To do:
Return the records below exactly; pictures stay out.

*** Task data Section Begins ***

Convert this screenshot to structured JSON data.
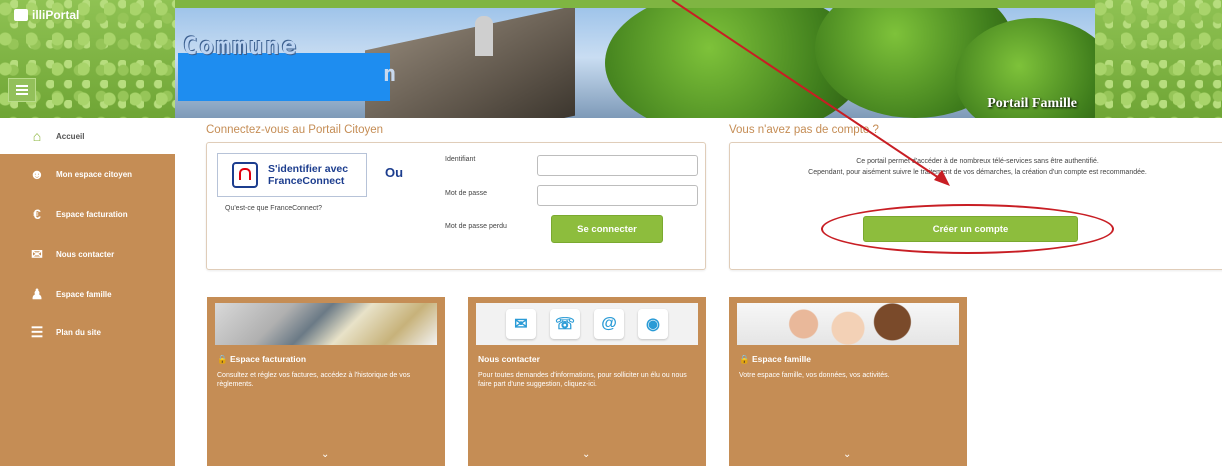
{
  "header": {
    "logo_text": "illiPortal",
    "banner_title": "Commune",
    "banner_subtitle_fragment": "n",
    "banner_tagline": "Portail Famille"
  },
  "sidebar": {
    "items": [
      {
        "label": "Accueil",
        "icon": "home-icon"
      },
      {
        "label": "Mon espace citoyen",
        "icon": "user-icon"
      },
      {
        "label": "Espace facturation",
        "icon": "euro-icon"
      },
      {
        "label": "Nous contacter",
        "icon": "envelope-icon"
      },
      {
        "label": "Espace famille",
        "icon": "family-icon"
      },
      {
        "label": "Plan du site",
        "icon": "sitemap-icon"
      }
    ]
  },
  "login": {
    "title": "Connectez-vous au Portail Citoyen",
    "franceconnect_line1": "S'identifier avec",
    "franceconnect_line2": "FranceConnect",
    "or_label": "Ou",
    "franceconnect_link": "Qu'est-ce que FranceConnect?",
    "identifier_label": "Identifiant",
    "identifier_value": "",
    "password_label": "Mot de passe",
    "password_value": "",
    "forgot_password": "Mot de passe perdu",
    "submit_label": "Se connecter"
  },
  "register": {
    "title": "Vous n'avez pas de compte ?",
    "info_line1": "Ce portail permet d'accéder à de nombreux télé-services sans être authentifié.",
    "info_line2": "Cependant, pour aisément suivre le traitement de vos démarches, la création d'un compte est recommandée.",
    "button_label": "Créer un compte"
  },
  "cards": [
    {
      "title": "Espace facturation",
      "description": "Consultez et réglez vos factures, accédez à l'historique de vos règlements."
    },
    {
      "title": "Nous contacter",
      "description": "Pour toutes demandes d'informations, pour solliciter un élu ou nous faire part d'une suggestion, cliquez-ici."
    },
    {
      "title": "Espace famille",
      "description": "Votre espace famille, vos données, vos activités."
    }
  ],
  "colors": {
    "sidebar": "#c58d55",
    "accent_green": "#8dbd3d",
    "annotation_red": "#c81e24"
  }
}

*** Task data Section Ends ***

Result:
Convert this screenshot to structured JSON data.
{
  "header": {
    "logo_text": "illiPortal",
    "banner_title": "Commune",
    "banner_subtitle_fragment": "n",
    "banner_tagline": "Portail Famille"
  },
  "sidebar": {
    "items": [
      {
        "label": "Accueil",
        "icon": "home-icon"
      },
      {
        "label": "Mon espace citoyen",
        "icon": "user-icon"
      },
      {
        "label": "Espace facturation",
        "icon": "euro-icon"
      },
      {
        "label": "Nous contacter",
        "icon": "envelope-icon"
      },
      {
        "label": "Espace famille",
        "icon": "family-icon"
      },
      {
        "label": "Plan du site",
        "icon": "sitemap-icon"
      }
    ]
  },
  "login": {
    "title": "Connectez-vous au Portail Citoyen",
    "franceconnect_line1": "S'identifier avec",
    "franceconnect_line2": "FranceConnect",
    "or_label": "Ou",
    "franceconnect_link": "Qu'est-ce que FranceConnect?",
    "identifier_label": "Identifiant",
    "identifier_value": "",
    "password_label": "Mot de passe",
    "password_value": "",
    "forgot_password": "Mot de passe perdu",
    "submit_label": "Se connecter"
  },
  "register": {
    "title": "Vous n'avez pas de compte ?",
    "info_line1": "Ce portail permet d'accéder à de nombreux télé-services sans être authentifié.",
    "info_line2": "Cependant, pour aisément suivre le traitement de vos démarches, la création d'un compte est recommandée.",
    "button_label": "Créer un compte"
  },
  "cards": [
    {
      "title": "Espace facturation",
      "description": "Consultez et réglez vos factures, accédez à l'historique de vos règlements."
    },
    {
      "title": "Nous contacter",
      "description": "Pour toutes demandes d'informations, pour solliciter un élu ou nous faire part d'une suggestion, cliquez-ici."
    },
    {
      "title": "Espace famille",
      "description": "Votre espace famille, vos données, vos activités."
    }
  ],
  "colors": {
    "sidebar": "#c58d55",
    "accent_green": "#8dbd3d",
    "annotation_red": "#c81e24"
  }
}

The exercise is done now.